Cassandra has moved. Ugo Bardi publishes now on a new site called "The Seneca Effect."

Friday, October 21, 2011

The Club of Rome is back

This picture was taken at the initial session of the meeting of the Club of Rome in Basel. Switzerland, held on Oct 17-18 2011 and titled "International conference on the future of energy."  From left to right, sitting at the tables, Guy Marin, mayor of Basel, Ian Johnson, secretary general of the Club  of Rome and Leena Srivastava of TERI (India). On the left, a glimpse of Martin Lees, former secretary general of the Club of Rome.
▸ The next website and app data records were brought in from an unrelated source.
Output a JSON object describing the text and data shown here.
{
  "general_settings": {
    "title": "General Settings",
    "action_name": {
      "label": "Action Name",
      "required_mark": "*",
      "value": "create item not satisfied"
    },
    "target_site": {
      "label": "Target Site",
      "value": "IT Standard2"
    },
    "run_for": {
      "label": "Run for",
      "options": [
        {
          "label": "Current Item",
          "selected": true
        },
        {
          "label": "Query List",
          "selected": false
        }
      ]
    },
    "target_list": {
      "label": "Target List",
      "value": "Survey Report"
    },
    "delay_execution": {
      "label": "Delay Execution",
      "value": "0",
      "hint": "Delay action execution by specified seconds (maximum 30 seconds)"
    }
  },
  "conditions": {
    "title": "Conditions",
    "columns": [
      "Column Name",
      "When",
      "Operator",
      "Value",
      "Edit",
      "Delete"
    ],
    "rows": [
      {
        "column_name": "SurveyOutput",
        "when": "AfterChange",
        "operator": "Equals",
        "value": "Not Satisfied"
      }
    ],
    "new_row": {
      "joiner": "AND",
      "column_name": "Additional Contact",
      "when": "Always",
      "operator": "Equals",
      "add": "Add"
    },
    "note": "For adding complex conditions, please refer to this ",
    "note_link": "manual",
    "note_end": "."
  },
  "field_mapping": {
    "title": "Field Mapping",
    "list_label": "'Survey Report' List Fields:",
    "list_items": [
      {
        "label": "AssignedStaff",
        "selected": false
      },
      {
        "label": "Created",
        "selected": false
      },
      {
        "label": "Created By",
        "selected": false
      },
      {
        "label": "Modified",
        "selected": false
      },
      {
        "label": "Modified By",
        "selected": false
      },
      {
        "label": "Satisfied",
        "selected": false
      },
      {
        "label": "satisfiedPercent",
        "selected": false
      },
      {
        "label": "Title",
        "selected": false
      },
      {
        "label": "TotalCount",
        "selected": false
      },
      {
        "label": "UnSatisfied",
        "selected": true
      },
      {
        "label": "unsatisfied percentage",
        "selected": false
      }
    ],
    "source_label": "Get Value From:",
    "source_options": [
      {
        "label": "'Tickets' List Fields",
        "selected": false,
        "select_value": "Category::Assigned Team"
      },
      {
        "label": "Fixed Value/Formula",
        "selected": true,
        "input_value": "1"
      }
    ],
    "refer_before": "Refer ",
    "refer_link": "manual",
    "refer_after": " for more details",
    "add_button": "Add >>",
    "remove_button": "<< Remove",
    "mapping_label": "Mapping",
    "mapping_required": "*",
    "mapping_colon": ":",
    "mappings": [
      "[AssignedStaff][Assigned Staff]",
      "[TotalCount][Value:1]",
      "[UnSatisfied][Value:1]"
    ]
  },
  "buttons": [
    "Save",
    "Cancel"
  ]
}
Yes, the Club of Rome is back. Actually, it had never gone away, but the demonization campaign that had been unleashed against its 1972 report, "The Limits to Growth," had largely convinced the public that the Club's approach to the world's problems had been based on a "wrong" model.

Instead, it turned out that the model was not wrong. The recent turmoil, the economic recession, the worries about "peak oil", and the rapid rise in the price of all mineral commodities have brought back the interest on "The Limits to Growth". That brings the sponsor of the report, the Club of Rome, again under the spotlight.

I am just back from a meeting on energy that the Club of Rome organized in Basel. When I have some time, I'll see to report on it in detail. For the time being, I can just note that I was surprised (but not so much) in finding at the meeting the kind of atmosphere that I had always imagined the Club's reunions would have. Of course, many things have changed from the time of the foundation of the Club, almost half a century ago. It may be that, today, the Club's activity is more focalized on practical solutions to the world's problems, whereas at the beginning it was more in understanding what the future had in store for humankind. But some elements of the Club's approach remain the same: the international vision, the "system approach", the attention to the interdependency of the ecosystem and the industrial system, the focus on the social problems and on the welfare of the poor.

That the Club of Rome could maintain its vision for all those years is all the more remarkable considering that it has been always defined as a "non-organization" that explicitly chose to avoid rigid and formal rules. It may be because of the personality of the founders, Aurelio Peccei, Alexander King, and several others. Or maybe it is because there is something intrinsically good in the Club's way of facing the world's problems. In any case, the Club of Rome still has a lot to say on how to manage our future.


  1. I remember the first time I saw a copy of The Limits to Growth, and it was like a light bulb going off. Not that I read or understood all of it. Just seeing the graphs, and grasping that the 'science' of economics existed in a bubble separate from the real world - that was enough to turn me off from free-market libertarianism, and onto ecological approaches.

    Externalities, third-party costs and resource constraints were mapped out -- factors that a capitalist system would never recognize. The need for a new way of doing things, connected to the reality of the physical ecosystem, became readily apparent.

    I'm just a little dazed to think that the Club is still meeting -- I thought they'd died with the 1970s and flares!

  2. It's fascinating, but also sad, that the natural science of growth and development has yet to become part of the discussion. Such great effort, of such great consequence, for so long a time, shouldn't be so narrow minded.

    Growth of any kind starts by a system emerging to multiply its control of its environment, a divergent process, one exhibiting essentially “limitless greed”. That process of exploding scale can't continue, but the system can if like any plant or organism its growth changes from 1) diverging from its old form to 2) converging on its new form, by maturing.

    There’s a simple rule for the internal mechanism doing that. Growth requires the system to have a profit, that is used to multiply its process. That’s naturally unsustainable. The system can only then survive if its profits continue to be made, but stop being used for that purpose, and are devoted to other needs.

    Growth essentially always starts with unbounded greed. It then thrives in the end only by discovering generosity. Greed is ultimately no fun, like hoarding money till it destroys your community.

    I'm trying to make the physical science of this "cultural sounding enough", but believe me, it's the underlying certainty of the principles that you should also try to understand. That’s what really must be understood for us to see how to correct our cultural error in designing a society for endless growth.

  3. "That’s what really must be understood for us to see how to correct our cultural error in designing a society for endless growth."
    Endless Growth is our Human destiny. Exploration put much of Europe, volunteers all, into the Americas, with vastly better lives and futures; from Brazil to Alaska.
    It'll continue in endless expansion outside our planet. It's our nature: quite different from Bacteria, Lemurs or Orang-Utans.



Ugo Bardi is a member of the Club of Rome, faculty member of the University of Florence, and the author of "Extracted" (Chelsea Green 2014), "The Seneca Effect" (Springer 2017), and Before the Collapse (Springer 2019)